Dilapidations: No claim if no works done
A lot of money can be gained (or recouped) by landlords pursuing dilapidations claims. The tenant has much to lose. One question has been on the minds and lips of surveyors for as long as dilapidations claims have been around. Does the landlord have to do the works before the claim can ever be successful?
Different centuries have given us different cases and different angles on this, but it has never gone away. Not so long ago it received a mention in Moor Row v DWF  in the Scottish courts. Tenant’s advisers often look to use the dilaps trope “You have no loss if you haven’t done the works” as a stick to beat the landlord’s team, operating on the basis that the landlord will feel it is at significant risk of failure if pursuing a dilapidations claim but knowing that it is unlikely to do the works.

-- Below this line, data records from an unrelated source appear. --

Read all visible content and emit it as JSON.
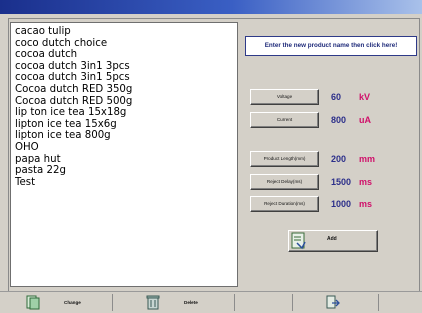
{
  "products": [
    "cacao tulip",
    "coco dutch choice",
    "cocoa dutch",
    "cocoa dutch 3in1 3pcs",
    "cocoa dutch 3in1 5pcs",
    "Cocoa dutch RED 350g",
    "Cocoa dutch RED 500g",
    "lip ton ice tea 15x18g",
    "lipton ice tea 15x6g",
    "lipton ice tea 800g",
    "OHO",
    "papa hut",
    "pasta 22g",
    "Test"
  ],
  "name_input": {
    "prompt": "Enter the new product name then click here!"
  },
  "params": {
    "voltage": {
      "label": "Voltage",
      "value": "60",
      "unit": "kV"
    },
    "current": {
      "label": "Current",
      "value": "800",
      "unit": "uA"
    },
    "product_length": {
      "label": "Product Length(mm)",
      "value": "200",
      "unit": "mm"
    },
    "reject_delay": {
      "label": "Reject Delay(ms)",
      "value": "1500",
      "unit": "ms"
    },
    "reject_duration": {
      "label": "Reject Duration(ms)",
      "value": "1000",
      "unit": "ms"
    }
  },
  "add_button": {
    "label": "Add",
    "icon": "add-product-icon"
  },
  "bottom": {
    "change": {
      "label": "Change",
      "icon": "change-icon"
    },
    "delete": {
      "label": "Delete",
      "icon": "trash-icon"
    },
    "exit": {
      "icon": "exit-icon"
    }
  },
  "colors": {
    "title_bar": "#1a2f8c",
    "value_text": "#2c2f8a",
    "unit_text": "#d0106a"
  }
}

This can then lead to a “who blinks first” dynamic in negotiations. These are often continued not only through surveyor/lawyer negotiations, but also at arbitration and litigation. These dispute processes are often used as a tool to obtain satisfactory settlement terms. They can be used to very good effect, if used prudently.
So, what’s the answer to the question? Can you claim for dilapidations without doing the works?
The answer is this: what the landlord has to show is that (a) works have not been done by the tenant which should have been done in breach of contract, (b) the proper way to measure the loss to the landlord is the “estimated or actual cost of repairs”. Provided the landlord can show this, it’s home-free (at least on the question posed above).
From the tenant team’s perspective, its task is to try to show that because the works are not actually going to be done, this is simply the wrong “measure of loss”. If there has been loss, and no works are going to be done, then they can argue that the “diminution in value” measure of loss is more appropriate. That is a whole different topic, for a separate blog.
The burden of proof and so the hurdle, lies at the tenant’s door not the landlord’s door. It is the tenants who have to show that for some reason it is more likely than not that these works are not going to be done. That might sound easy, but it can be an uphill struggle – a landlord’s intentions can shift around depending on the commercial circumstances, and so it is entirely possible that during the course of the negotiation/dispute this can change, quite legitimately.That is what makes a dilapidations negotiation/dispute one that has to be handled robustly but also carefully.
If the tenant feels it does have enough ammunition to “prove” that the landlord will never do the works, then it is the one holding the aces. When push comes to shove, having a hunch, or even having some evidence that suggests in certain circumstances the landlord might not do the works, is not at all the same as proof that the landlord won’t do the works.
So the bottom line is – as a tenant, by all means make the argument, but be prepared to back it up with hard evidence, or be ready to see it melt away if negotiations are toughed out by the landlord.
14th July 2020
We explore the impact of the Code of Practice for commercial property relationships.
15th June 2020
Details of commercial lease obligations, summary diligence and the Corporate Insolvency Bill.
1st April 2020
What do the changes mean for landlords and tenants?